Bert Corbeau, the former Canadien defenceman, broke in right with the locals. His checking was the best supplied by a local player in years, and the visitors did not go out of their way to start rough tactics with him. Corbeau was none too gentle, and he aroused the ire of some of the visitors, but never to such an extent that they decided to select him as the victim of any illegal checking.
“Butch” Arbour, another Canadien castoff, played well. It was his best game in years, and shows that no mistake was made when he was traded for Corbett Denneny. Arbour can stand the bumps better than the Hamilton speed merchant.
From the first faceoff, it was plain to see that “Red” Stuart was a favourite with the fans. They cheered him to the echo every time he started one of his hurricane rushes, and Stuart responded by playing high class hockey. Stuart monopolized the attention of the spectators until little George Carey, the champion castoff of them all, swung into action.
Immediately he was made the recipient of some heavy checking, the visitors being under the impression that they could stop him, but Carey fooled them all.
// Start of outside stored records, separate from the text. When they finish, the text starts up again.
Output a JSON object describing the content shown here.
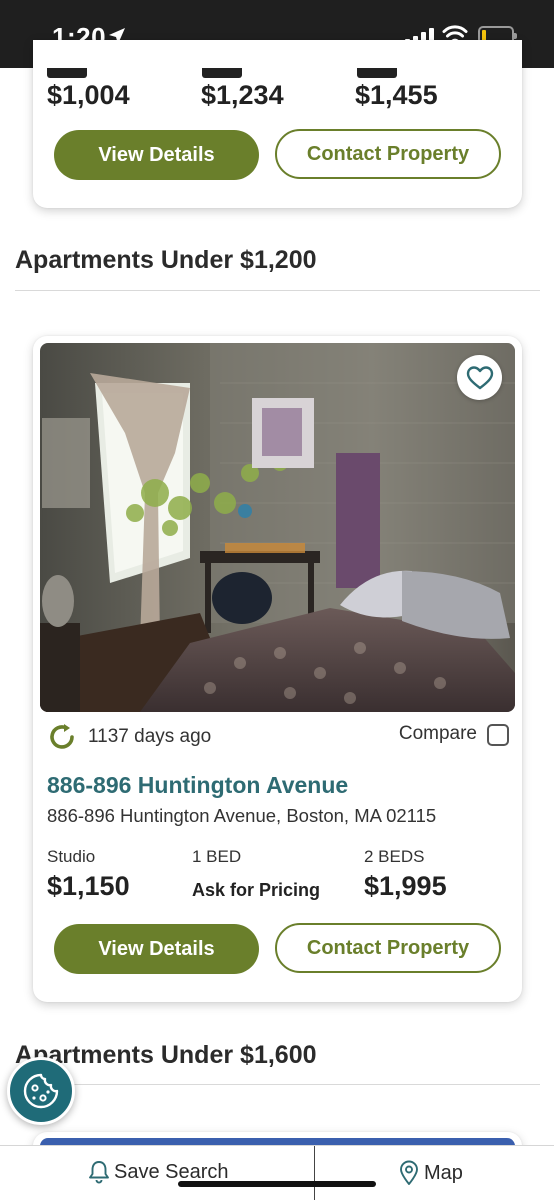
{
  "status_bar": {
    "time": "1:20"
  },
  "top_card": {
    "prices": [
      "$1,004",
      "$1,234",
      "$1,455"
    ],
    "view_details_label": "View Details",
    "contact_label": "Contact Property"
  },
  "section_1": {
    "title": "Apartments Under $1,200"
  },
  "listing": {
    "updated": "1137 days ago",
    "compare_label": "Compare",
    "compare_checked": false,
    "name": "886-896 Huntington Avenue",
    "address": "886-896 Huntington Avenue, Boston, MA 02115",
    "units": [
      {
        "label": "Studio",
        "price": "$1,150"
      },
      {
        "label": "1 BED",
        "price": "Ask for Pricing"
      },
      {
        "label": "2 BEDS",
        "price": "$1,995"
      }
    ],
    "view_details_label": "View Details",
    "contact_label": "Contact Property",
    "favorited": false
  },
  "section_2": {
    "title": "Apartments Under $1,600"
  },
  "bottom_bar": {
    "save_search_label": "Save Search",
    "map_label": "Map"
  },
  "colors": {
    "accent_green": "#6a7f2b",
    "link_teal": "#2e6b73",
    "cookie_teal": "#1f6b78"
  },
  "icons": [
    "location-arrow-icon",
    "signal-icon",
    "wifi-icon",
    "battery-icon",
    "heart-icon",
    "refresh-icon",
    "cookie-icon",
    "bell-icon",
    "map-pin-icon"
  ]
}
He stood up under the gruelling so well that he actually improved as the game progressed, and when he was relieved near the end of the contest, he was given a great hand by the crowd.
Carey took care of himself by closely watching his opponents, and once when Joliat tried to trip him, he made the latter look foolish and earned him a penalty by leaping over his outstretched foot. Joliat fell, but he was ordered to the bench.
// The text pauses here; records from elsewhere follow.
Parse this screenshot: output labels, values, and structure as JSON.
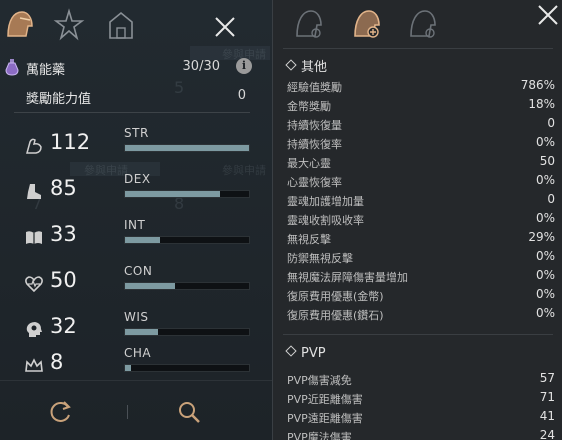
{
  "left_panel": {
    "ghost_text": [
      "參與申請",
      "5",
      "參與申請",
      "參與申請",
      "7",
      "8"
    ],
    "potion": {
      "label": "萬能藥",
      "count": "30/30",
      "info": "i"
    },
    "bonus": {
      "label": "獎勵能力值",
      "value": "0"
    },
    "stats": [
      {
        "name": "STR",
        "value": "112",
        "fill_pct": 100,
        "icon": "arm-icon"
      },
      {
        "name": "DEX",
        "value": "85",
        "fill_pct": 77,
        "icon": "boot-icon"
      },
      {
        "name": "INT",
        "value": "33",
        "fill_pct": 28,
        "icon": "book-icon"
      },
      {
        "name": "CON",
        "value": "50",
        "fill_pct": 40,
        "icon": "heart-icon"
      },
      {
        "name": "WIS",
        "value": "32",
        "fill_pct": 27,
        "icon": "head-icon"
      },
      {
        "name": "CHA",
        "value": "8",
        "fill_pct": 5,
        "icon": "crown-icon"
      }
    ]
  },
  "right_panel": {
    "other": {
      "header": "其他",
      "rows": [
        {
          "k": "經驗值獎勵",
          "v": "786%"
        },
        {
          "k": "金幣獎勵",
          "v": "18%"
        },
        {
          "k": "持續恢復量",
          "v": "0"
        },
        {
          "k": "持續恢復率",
          "v": "0%"
        },
        {
          "k": "最大心靈",
          "v": "50"
        },
        {
          "k": "心靈恢復率",
          "v": "0%"
        },
        {
          "k": "靈魂加護增加量",
          "v": "0"
        },
        {
          "k": "靈魂收割吸收率",
          "v": "0%"
        },
        {
          "k": "無視反擊",
          "v": "29%"
        },
        {
          "k": "防禦無視反擊",
          "v": "0%"
        },
        {
          "k": "無視魔法屏障傷害量增加",
          "v": "0%"
        },
        {
          "k": "復原費用優惠(金幣)",
          "v": "0%"
        },
        {
          "k": "復原費用優惠(鑽石)",
          "v": "0%"
        }
      ]
    },
    "pvp": {
      "header": "PVP",
      "rows": [
        {
          "k": "PVP傷害減免",
          "v": "57"
        },
        {
          "k": "PVP近距離傷害",
          "v": "71"
        },
        {
          "k": "PVP遠距離傷害",
          "v": "41"
        },
        {
          "k": "PVP魔法傷害",
          "v": "24"
        }
      ]
    }
  },
  "colors": {
    "bar_fill": "#7d9aa1",
    "accent_gold": "#c9a27a"
  }
}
Ganton Scott and Stan Jackson were not used, but Wilf Loughlin, the big defenceman from Victoria, got into the game for about ten minutes. For some reason or another, Odie Cleghorn jabbed the newcomer in the face shortly after he made his initial appearance, and the blow did not add to Loughlin’s effectiveness.
Jack Adams and Reg Noble did an immense amount of work, their backchecking being the best shown by any of the players. Adams had several chances to score, but Vézina outguessed him. He is a powerful fellow and is brilliant in flashes, this being especially noticeable when he is surrounded by opposing defencemen.
Both goalkeepers lived up to the reputations made in past years, all of which means that they are two of the best the sport ever produced. Roach made many exceptionally fine saves, and he had more real work to do than did the able French net custodian. In the first period the game was stopped twice, the delay being caused when Roach broke a skate in making a brilliant stop, and the second when one of the straps on his pad broke.
Joe Malone, who is more effective than he was last year, Odie Cleghorn and Mantha were the Canadien substitutes, and each did his part. The regular forward line of Joliat, Boucher and Morenz is one of the fastest and trickiest in the league. Joliat has more speed than he ever had before, and his shot is always dangerous. Boucher did not get a chance to shine, as Arbour and Noble made life miserable for him.
Sprague Cleghorn checked well, but was off colour in his rushing. This was when the Canadien star would go from end to end every time he carried to and from the finish of these attacks, there was no more dangerous man playing hockey, but Cleghorn has lost some of his speed, and his stick handling is not what it used to be.
Story originally published in The Globe, December 17, 1923
TOR GOAL – 19:45 – Corbeau
TOR GOAL – 02:45 – Stuart
MTL GOAL – 18:30 – Joliat
TOR – Adams (2), Corbeau (2), Noble
MTL – Boucher (3), S. Cleghorn (2), O. Cleghorn, Joliat
TOR – Roach (W)
MTL – Vézina (L)
TOR – Goaltenders: John Ross Roach. Defence: Bert Corbeau, Wilf Loughlin, Billy Stuart. Forwards: Jack Adams, Lloyd Andrews, Amos Arbour, George Carey, Reg Noble, Ganton Scott.
MTL – Goaltenders: Georges Vézina. Defence: Sprague Cleghorn (C), Billy Coutu, Sylvio Mantha. Forwards: Billy Boucher, Odie Cleghorn, Aurèle Joliat, Joe Malone, Howie Morenz.
TOR – 1-0-0 (1.000)
MTL – 0-1-0 (.000)